Kestrel dreads reaching the homeland. She is afraid of what it will mean for her mother—and of something else …
Her twin, Bowman, eagerly awaits his summons. He prepares to make the final sacrifice for his people, his family. And all the while, the wind is rising …
After the thrill of Slaves of the Mastery, I had a feeling that Firesong was going to be a letdown. Don’t get me wrong: it’s a good book. It’s just not as good as Slaves of the Mastery.
With most of Firesong spent following the journey of the Manth people to their elusive homeland, reading about it begins to feel like a long and arduous journey in itself. Of course, William Nicholson breaks up the monotony with some interesting diversions to the plot but I feel that these come too close to the beginning and too close to each other. With Ira Hath’s prophecy still fresh in mind from Slaves of the Mastery, these bumps in the road seem easily surmountable and meant only to add some intrigue to what might otherwise be a very long and boring trip.
As Bowman begins to master his special abilities, the language used to describe mind control and ‘singing’ often becomes confusing. While inner monologues explain how characters know things they’ve never been taught, the characters still cover their learning in leaps and bounds. Readers are left to stumble behind and grasp the basic principles of things a few chapters later.
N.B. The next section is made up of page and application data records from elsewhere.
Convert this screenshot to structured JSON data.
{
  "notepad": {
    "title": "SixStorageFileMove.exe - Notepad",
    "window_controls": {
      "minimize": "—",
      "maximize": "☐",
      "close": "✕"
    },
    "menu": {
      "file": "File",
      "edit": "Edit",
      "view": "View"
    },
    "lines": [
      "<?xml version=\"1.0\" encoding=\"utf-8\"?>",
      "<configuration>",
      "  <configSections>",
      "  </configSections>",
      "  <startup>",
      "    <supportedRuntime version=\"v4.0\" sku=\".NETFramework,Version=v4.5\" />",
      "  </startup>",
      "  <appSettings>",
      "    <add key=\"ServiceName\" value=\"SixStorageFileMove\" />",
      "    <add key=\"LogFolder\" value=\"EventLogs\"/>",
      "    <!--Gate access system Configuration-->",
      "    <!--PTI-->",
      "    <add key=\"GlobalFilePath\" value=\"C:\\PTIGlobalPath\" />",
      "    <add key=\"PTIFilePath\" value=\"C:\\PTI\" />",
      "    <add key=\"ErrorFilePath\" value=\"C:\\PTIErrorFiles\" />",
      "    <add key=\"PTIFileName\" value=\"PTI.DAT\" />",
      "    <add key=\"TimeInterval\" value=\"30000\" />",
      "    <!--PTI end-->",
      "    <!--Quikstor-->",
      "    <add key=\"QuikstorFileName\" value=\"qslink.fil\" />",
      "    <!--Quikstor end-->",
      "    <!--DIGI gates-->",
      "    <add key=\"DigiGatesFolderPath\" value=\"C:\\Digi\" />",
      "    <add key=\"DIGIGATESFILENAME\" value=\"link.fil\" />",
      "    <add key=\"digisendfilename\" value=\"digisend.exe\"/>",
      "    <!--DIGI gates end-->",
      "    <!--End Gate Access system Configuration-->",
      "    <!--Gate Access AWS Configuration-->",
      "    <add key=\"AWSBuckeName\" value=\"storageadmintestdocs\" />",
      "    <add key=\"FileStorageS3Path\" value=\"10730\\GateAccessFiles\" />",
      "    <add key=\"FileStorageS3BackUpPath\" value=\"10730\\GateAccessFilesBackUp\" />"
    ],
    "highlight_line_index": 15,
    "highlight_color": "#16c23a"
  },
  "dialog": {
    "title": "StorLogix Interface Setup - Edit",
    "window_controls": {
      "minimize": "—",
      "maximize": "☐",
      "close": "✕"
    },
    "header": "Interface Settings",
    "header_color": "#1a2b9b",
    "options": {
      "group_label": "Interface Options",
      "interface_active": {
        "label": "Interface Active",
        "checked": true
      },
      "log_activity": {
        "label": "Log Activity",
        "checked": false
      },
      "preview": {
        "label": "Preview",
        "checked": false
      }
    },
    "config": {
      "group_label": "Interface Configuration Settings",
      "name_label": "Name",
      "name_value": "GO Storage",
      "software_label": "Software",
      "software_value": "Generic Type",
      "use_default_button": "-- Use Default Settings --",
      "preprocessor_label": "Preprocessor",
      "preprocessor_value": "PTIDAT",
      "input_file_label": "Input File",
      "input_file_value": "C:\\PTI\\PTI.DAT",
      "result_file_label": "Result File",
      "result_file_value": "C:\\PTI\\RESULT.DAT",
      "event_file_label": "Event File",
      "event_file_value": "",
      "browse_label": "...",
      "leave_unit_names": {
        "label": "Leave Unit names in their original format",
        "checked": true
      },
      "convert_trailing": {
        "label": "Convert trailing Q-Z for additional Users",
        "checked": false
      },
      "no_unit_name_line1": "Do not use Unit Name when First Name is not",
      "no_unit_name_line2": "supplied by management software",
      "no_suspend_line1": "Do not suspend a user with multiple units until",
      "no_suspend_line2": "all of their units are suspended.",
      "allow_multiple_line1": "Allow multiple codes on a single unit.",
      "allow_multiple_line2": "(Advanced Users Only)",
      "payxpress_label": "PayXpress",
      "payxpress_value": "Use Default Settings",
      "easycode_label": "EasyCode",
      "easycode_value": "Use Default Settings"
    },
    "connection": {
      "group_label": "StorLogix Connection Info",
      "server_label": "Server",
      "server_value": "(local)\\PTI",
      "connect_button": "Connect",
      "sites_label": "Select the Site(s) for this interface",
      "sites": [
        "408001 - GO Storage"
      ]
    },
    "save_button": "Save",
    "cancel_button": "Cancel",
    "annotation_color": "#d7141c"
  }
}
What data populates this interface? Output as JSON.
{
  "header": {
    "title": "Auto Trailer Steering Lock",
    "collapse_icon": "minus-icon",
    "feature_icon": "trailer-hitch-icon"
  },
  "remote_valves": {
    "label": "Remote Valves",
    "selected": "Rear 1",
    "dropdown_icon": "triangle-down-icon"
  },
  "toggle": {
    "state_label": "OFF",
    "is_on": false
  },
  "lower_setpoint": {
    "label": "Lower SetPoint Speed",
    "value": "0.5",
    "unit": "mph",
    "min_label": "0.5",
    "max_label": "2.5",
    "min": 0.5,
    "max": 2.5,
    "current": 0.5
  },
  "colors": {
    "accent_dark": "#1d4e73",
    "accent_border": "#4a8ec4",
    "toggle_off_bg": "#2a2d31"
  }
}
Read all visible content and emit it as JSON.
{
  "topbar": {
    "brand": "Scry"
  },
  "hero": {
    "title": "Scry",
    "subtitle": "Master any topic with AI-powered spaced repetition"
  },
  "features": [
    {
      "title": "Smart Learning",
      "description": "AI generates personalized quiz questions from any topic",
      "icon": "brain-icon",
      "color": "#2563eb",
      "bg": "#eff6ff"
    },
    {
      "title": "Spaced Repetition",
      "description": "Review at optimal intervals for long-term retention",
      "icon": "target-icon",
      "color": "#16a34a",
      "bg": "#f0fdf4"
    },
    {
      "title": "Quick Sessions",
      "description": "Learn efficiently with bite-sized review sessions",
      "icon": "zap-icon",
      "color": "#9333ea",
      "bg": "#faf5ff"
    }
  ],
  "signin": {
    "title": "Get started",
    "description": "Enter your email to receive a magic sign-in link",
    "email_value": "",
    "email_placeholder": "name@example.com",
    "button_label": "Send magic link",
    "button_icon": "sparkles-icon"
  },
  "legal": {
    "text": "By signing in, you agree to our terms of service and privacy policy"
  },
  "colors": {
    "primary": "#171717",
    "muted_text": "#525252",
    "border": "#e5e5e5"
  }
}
The concept of the wind on fire is explained a few times and yet still only exists as a vague notion. The flowery description confuses the climax of the novel, and even by the last page it doesn’t feel like everything is over and the danger has passed. Perhaps, though, that was the point. I understand enough of the wind on fire to know that the battle between the Singer people and the Morah is a circular one, destined to repeat itself forever. But I’m still not sure if I can reconcile that notion with how the novel makes me feel.
Ultimately, the end of the trilogy is satisfying. Though I didn’t enjoy Firesong nearly as much as Slaves of the Mastery, I certainly didn’t hate it. The characters end up in their expected places, living the life expected of them—expected mostly because Ira Hath prophesises their futures towards the end of the book. There are still some parts of the action that remain confused but, by the last page, I think I had stopped stumbling and managed to cobble together those basic principles I was looking for.